The NOLA Project has done it again. Celebrating its 10th anniversary this week, the cutting edge company is serving up a sumptuous feast of theatre al fresco at the New Orleans Museum of Art's Walda and Sidney Besthoff Sculpture Garden. The production directed by founding artistic director Andrew Larimer features a 22-member cast playing characters culled from the texts of Lewis Carroll's "Alice's Adventures in Wonderland" and "Through the Looking Glass."

Written by Peter McElligott, the play is in reality three separate 80-minute plays that can each stand on its own. The three tracks are in fact interactive and pull the audience members into the larger story by focusing on one of three main female leads, each with her own distinctive color. The Blue Cheshire Cat's track is a very fast paced collection of scenes that take place at various locations within the sculpture garden and is designed to show the story of Alice (Molly Ruben Long), who wears blue.

A track with a more medium paced speed is the Red Queen's track and follows the story of Esther (Kyle June Williams), who wears red. On this track there is a coronation of the Red Queen and a series of scenes intended to familiarize the audience members with the story of the jaberwocky, a huge, deadly winged.

The more traditional play setting is that of the Mad Hatter's Tea Party and its associated color of green is used to emphasize the story of Carl (Becca Chapman), the last of the trio of young girls. This is a track where audience members are encouraged to bring blankets and chairs, because it is stationary. The other two tracks make their way to the Mad Hatter's Tea Party at various times during the course of the night, finally returning for the climax at the end of the show.

Silliness and letting one's hair down is at the center of all three tracks. The Mad Hatter (Alex Martinez Wallace) and the March Hare (Keith Claverie) are absolutely histerical as the play unfolds at the pine grove for those on the green track. The Cheshire Cat played alternatively by Ross Britz and Dylan Hunter has a key role throughout the blue track. A. J. Allegra, as the White Knight, does the bidding of the Red Queen and also figures prominently on the red track.
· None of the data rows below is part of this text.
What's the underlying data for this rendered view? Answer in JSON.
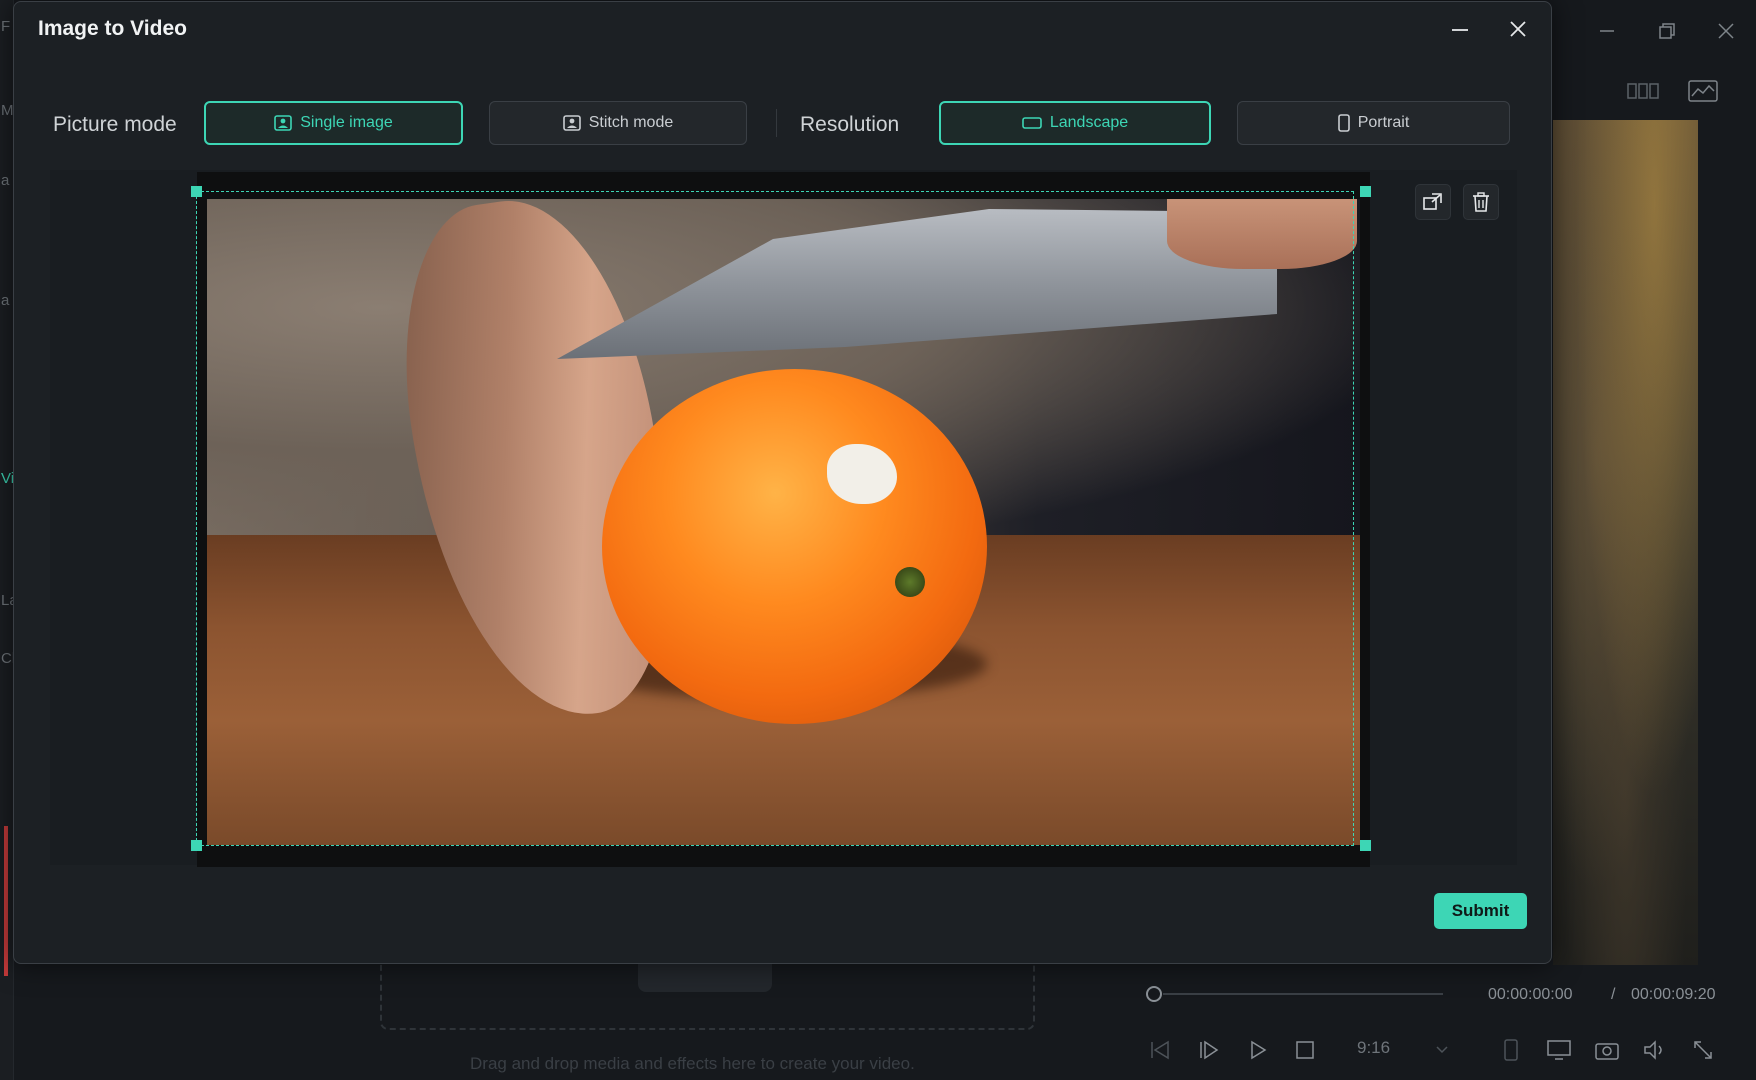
{
  "dialog": {
    "title": "Image to Video",
    "picture_mode_label": "Picture mode",
    "resolution_label": "Resolution",
    "picture_modes": [
      {
        "label": "Single image",
        "icon": "image-icon",
        "selected": true
      },
      {
        "label": "Stitch mode",
        "icon": "stitch-image-icon",
        "selected": false
      }
    ],
    "resolutions": [
      {
        "label": "Landscape",
        "icon": "landscape-icon",
        "selected": true
      },
      {
        "label": "Portrait",
        "icon": "portrait-icon",
        "selected": false
      }
    ],
    "tools": [
      "replace-image-icon",
      "trash-icon"
    ],
    "submit_label": "Submit",
    "accent_color": "#3dd6b5"
  },
  "background_app": {
    "current_time": "00:00:00:00",
    "time_separator": "/",
    "total_time": "00:00:09:20",
    "aspect_ratio": "9:16",
    "dropzone_text": "Drag and drop media and effects here to create your video.",
    "left_strip_letters": [
      "F",
      "M",
      "a",
      "a",
      "Vi",
      "La",
      "Cli"
    ]
  }
}
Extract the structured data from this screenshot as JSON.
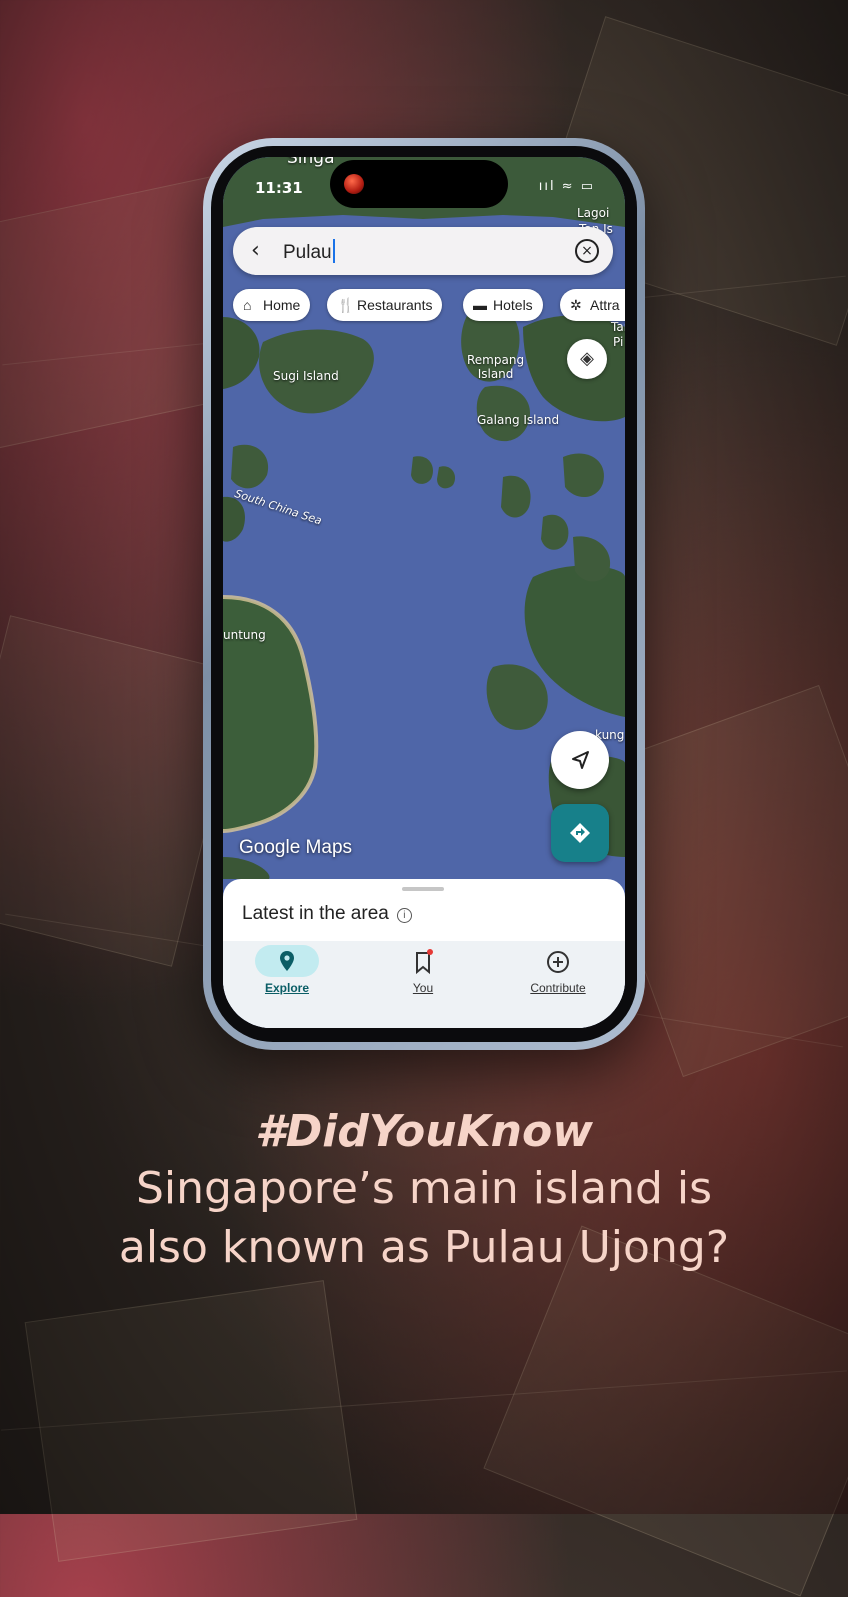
{
  "status": {
    "time": "11:31",
    "right": "ııl ≈ ▭"
  },
  "search": {
    "back_icon": "chevron-left-icon",
    "query": "Pulau",
    "clear_icon": "clear-circle-icon"
  },
  "chips": [
    {
      "label": "Home",
      "icon": "home-icon"
    },
    {
      "label": "Restaurants",
      "icon": "fork-knife-icon"
    },
    {
      "label": "Hotels",
      "icon": "bed-icon"
    },
    {
      "label": "Attra",
      "icon": "attraction-icon"
    }
  ],
  "map_labels": {
    "top_partial": "Singa",
    "lagoi": "Lagoi",
    "sugi": "Sugi Island",
    "rempang": "Rempang\nIsland",
    "galang": "Galang Island",
    "sea": "South China Sea",
    "left_partial": "untung",
    "right_partial": "kung",
    "tan_partial": "Tan",
    "pi_partial": "Pi",
    "tan_is": "Tan Is"
  },
  "watermark": "Google Maps",
  "sheet": {
    "title": "Latest in the area"
  },
  "nav": [
    {
      "label": "Explore",
      "icon": "location-pin-icon",
      "active": true
    },
    {
      "label": "You",
      "icon": "bookmark-icon",
      "active": false
    },
    {
      "label": "Contribute",
      "icon": "add-circle-icon",
      "active": false
    }
  ],
  "caption": {
    "hashtag": "#DidYouKnow",
    "line1": "Singapore’s main island is",
    "line2": "also known as Pulau Ujong?"
  },
  "colors": {
    "accent_teal": "#17808a",
    "caption": "#f6d4c8",
    "sea": "#4f66a8"
  }
}
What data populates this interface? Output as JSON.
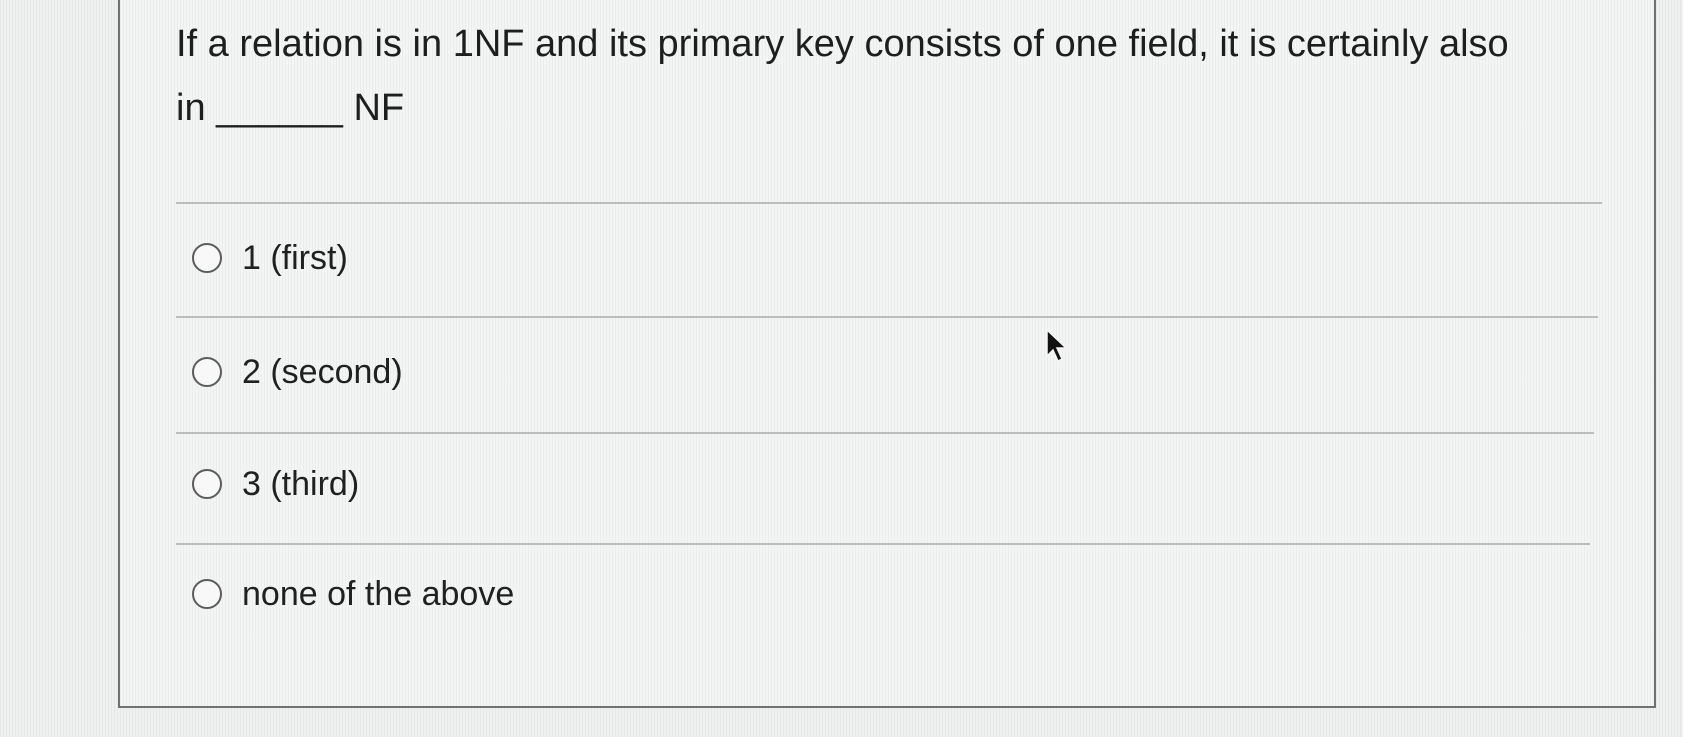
{
  "question": {
    "text": "If a relation is in 1NF and its primary key consists of one field, it is certainly also in ______ NF"
  },
  "options": [
    {
      "label": "1 (first)",
      "selected": false
    },
    {
      "label": "2 (second)",
      "selected": false
    },
    {
      "label": "3 (third)",
      "selected": false
    },
    {
      "label": "none of the above",
      "selected": false
    }
  ],
  "icons": {
    "radio": "radio-button-icon",
    "cursor": "mouse-pointer-icon"
  },
  "colors": {
    "background": "#eef1ef",
    "text": "#1d1f1e",
    "border": "#6f7270"
  }
}
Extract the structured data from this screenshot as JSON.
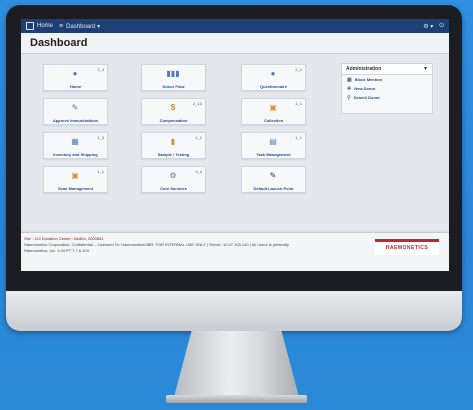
{
  "topbar": {
    "home": "Home",
    "dashboard": "Dashboard ▾",
    "right_icons": [
      "⚙ ▾",
      "⏻"
    ]
  },
  "page": {
    "title": "Dashboard"
  },
  "tiles": [
    {
      "label": "Home",
      "count": "2_4",
      "icon": "user-icon",
      "glyph": "👤"
    },
    {
      "label": "Donor Flow",
      "count": "",
      "icon": "donor-flow-icon",
      "glyph": "▮▮▮"
    },
    {
      "label": "Questionnaire",
      "count": "2_1",
      "icon": "questionnaire-icon",
      "glyph": "👤"
    },
    {
      "label": "Approve Immunizations",
      "count": "",
      "icon": "syringe-icon",
      "glyph": "✎"
    },
    {
      "label": "Compensation",
      "count": "2_10",
      "icon": "dollar-icon",
      "glyph": "$"
    },
    {
      "label": "Collection",
      "count": "1_1",
      "icon": "collection-icon",
      "glyph": "▣"
    },
    {
      "label": "Inventory and Shipping",
      "count": "1_3",
      "icon": "inventory-icon",
      "glyph": "▦"
    },
    {
      "label": "Sample / Testing",
      "count": "1_1",
      "icon": "sample-icon",
      "glyph": "⚗"
    },
    {
      "label": "Task Management",
      "count": "1_1",
      "icon": "task-icon",
      "glyph": "▤"
    },
    {
      "label": "Scan Management",
      "count": "1_1",
      "icon": "scan-icon",
      "glyph": "▣"
    },
    {
      "label": "Core Services",
      "count": "3_4",
      "icon": "gear-icon",
      "glyph": "⚙"
    },
    {
      "label": "Default Launch Point",
      "count": "",
      "icon": "edit-icon",
      "glyph": "✎"
    }
  ],
  "admin": {
    "header": "Administration",
    "items": [
      "Block Mention",
      "New Donor",
      "Search Donor"
    ]
  },
  "footer": {
    "line1": "Site : 119   Donation Center : Bedfor, 2000851",
    "line2": "Haemonetics Corporation, Confidential -- Licensed To: Haemonetics/3BR. FOR INTERNAL USE ONLY  |  Server: 10.97.103.140  |  All Users is presently ",
    "line3": "Haemonetics, Inc. 1:04 PT 7.7.6.104",
    "logo": "HAEMONETICS"
  }
}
This is a play worthy of being seen by audiences of all ages and will introduce the very young to the possibilities that abound in an immersive theatrical experience. The production continues until May 25.